The latest report from Social Justice Ireland

Thousands of people in Ireland are working part-time hours because they are unable to find full-time work, according to a new report.

The latest ‘Employment Monitor’ from justice advocacy organisation, Social Justice Ireland (SJI) has found over 100,000 people are, “trapped in underemployment” - a figure that has increased by 25% since 2008.

The monitor is a quarterly research report examining the employment landscape in Ireland.

The monitor has been released as the latest Eurostat figures show unemployment has reached its lowest level in the Eurozone since 2009.

In Ireland, the seasonally adjusted unemployment rate for January was 7.1% - down from 7.2% in December 2016 according to the CSO.

The figure is down from 8.5% a year ago.

Social Protection Minister Leo Varadkar said Ireland’s falling unemployment figures show that the government’s approach to unemployment is working.

“In 2017 I intend to move at least another 20,000 people from welfare to work,” he said. “I also want to make more progress towards our long-term target of reducing unemployment to 5-6%, and reducing long-term unemployment to below 2.5%.”
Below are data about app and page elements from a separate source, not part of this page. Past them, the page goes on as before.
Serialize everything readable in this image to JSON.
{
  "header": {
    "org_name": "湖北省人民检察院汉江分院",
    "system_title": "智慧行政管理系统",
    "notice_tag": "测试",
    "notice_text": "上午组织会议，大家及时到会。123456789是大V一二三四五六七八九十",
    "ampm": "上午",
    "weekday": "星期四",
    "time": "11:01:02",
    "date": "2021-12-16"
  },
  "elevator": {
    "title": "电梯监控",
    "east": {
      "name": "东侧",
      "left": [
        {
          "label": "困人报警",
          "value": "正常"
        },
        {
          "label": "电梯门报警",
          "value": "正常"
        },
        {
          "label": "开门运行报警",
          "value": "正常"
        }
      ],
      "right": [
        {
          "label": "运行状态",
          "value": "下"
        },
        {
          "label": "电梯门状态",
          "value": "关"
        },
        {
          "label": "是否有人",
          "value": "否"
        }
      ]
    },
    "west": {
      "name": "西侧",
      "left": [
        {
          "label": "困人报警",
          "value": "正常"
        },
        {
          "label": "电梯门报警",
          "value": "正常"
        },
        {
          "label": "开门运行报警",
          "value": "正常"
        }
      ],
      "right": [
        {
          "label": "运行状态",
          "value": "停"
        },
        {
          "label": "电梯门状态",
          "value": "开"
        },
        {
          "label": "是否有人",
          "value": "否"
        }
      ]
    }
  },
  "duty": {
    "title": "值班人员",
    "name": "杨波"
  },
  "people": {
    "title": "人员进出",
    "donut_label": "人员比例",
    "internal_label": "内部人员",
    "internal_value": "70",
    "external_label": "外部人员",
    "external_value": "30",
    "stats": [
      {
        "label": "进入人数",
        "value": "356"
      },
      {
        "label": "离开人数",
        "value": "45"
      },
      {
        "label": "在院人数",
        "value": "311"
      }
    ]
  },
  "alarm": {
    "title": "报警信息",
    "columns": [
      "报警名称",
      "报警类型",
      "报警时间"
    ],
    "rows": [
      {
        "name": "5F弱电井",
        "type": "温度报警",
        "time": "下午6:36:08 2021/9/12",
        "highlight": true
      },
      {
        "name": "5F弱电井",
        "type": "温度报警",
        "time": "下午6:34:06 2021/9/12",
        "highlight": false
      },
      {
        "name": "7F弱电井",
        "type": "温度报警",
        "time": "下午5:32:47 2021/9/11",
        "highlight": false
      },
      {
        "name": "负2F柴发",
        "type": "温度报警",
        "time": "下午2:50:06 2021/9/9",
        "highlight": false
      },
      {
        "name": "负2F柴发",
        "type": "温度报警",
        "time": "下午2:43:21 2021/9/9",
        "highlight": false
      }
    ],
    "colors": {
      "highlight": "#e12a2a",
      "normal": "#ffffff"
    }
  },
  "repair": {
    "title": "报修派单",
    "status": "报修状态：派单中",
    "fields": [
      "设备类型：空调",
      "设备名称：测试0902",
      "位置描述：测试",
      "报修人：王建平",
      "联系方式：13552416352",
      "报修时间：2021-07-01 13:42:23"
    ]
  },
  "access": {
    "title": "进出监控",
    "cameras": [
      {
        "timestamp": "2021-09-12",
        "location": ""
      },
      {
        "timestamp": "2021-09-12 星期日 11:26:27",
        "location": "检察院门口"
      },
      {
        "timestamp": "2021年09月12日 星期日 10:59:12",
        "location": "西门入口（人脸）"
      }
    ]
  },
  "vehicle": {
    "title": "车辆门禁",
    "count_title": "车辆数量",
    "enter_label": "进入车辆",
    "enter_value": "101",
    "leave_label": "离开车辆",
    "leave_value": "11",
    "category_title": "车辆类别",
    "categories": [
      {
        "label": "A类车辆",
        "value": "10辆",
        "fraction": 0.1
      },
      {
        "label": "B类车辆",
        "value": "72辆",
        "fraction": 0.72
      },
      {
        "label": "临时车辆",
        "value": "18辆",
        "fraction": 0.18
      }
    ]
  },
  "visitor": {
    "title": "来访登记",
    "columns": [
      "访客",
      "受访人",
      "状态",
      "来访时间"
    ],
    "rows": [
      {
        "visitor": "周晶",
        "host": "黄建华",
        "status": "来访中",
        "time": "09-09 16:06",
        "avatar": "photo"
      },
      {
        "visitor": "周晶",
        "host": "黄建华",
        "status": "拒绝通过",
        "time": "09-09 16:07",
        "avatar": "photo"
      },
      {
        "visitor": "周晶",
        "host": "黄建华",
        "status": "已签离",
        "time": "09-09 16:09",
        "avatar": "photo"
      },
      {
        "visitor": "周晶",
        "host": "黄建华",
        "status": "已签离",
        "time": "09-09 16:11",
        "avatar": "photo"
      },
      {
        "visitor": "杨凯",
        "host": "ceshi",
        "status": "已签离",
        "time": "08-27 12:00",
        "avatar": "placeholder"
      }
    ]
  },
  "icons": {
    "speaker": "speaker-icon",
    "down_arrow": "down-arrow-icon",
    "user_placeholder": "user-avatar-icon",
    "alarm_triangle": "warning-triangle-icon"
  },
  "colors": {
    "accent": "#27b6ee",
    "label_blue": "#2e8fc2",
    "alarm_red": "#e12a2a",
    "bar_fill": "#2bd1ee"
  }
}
Underemployment

However, Michelle Murphy, SJI Research and Policy Analyst said the underemployment figures point to a “worrying employment trend in Ireland.”

“Although many employment indicators are positive, hidden within headline employment figures are a number of problems, including significant underemployment, high levels of low pay, and hundreds of thousands of workers earning a wage that is below subsistence level,” she said.

Ireland’s rate of low-paid employment is one of the highest in the EU and Ms Murphy said around 13% of people in part-time employment are receiving some form of government unemployment relief.

“A change of narrative is required,” said Ms Murphy.”Improving headline employment figures are important, but the drive for stronger job creation should not come at the cost of diminishing job quality and security.”

 Sinn Féin’s spokesperson for social protection John Brady said: "There is huge concern with the numbers of people who are underemployed - languishing in part-time jobs, willing to work longer but the hours are not available to them.”

"These are people in precarious employment, with zero-hour contracts and as a result, have no job security whatsoever,” he said.

"When we consider the hundreds of thousands of people who were forced out of the country, those forced into precarious part-time work and those in job activation schemes, the numbers the Minister is trumpeting tell an altogether different story."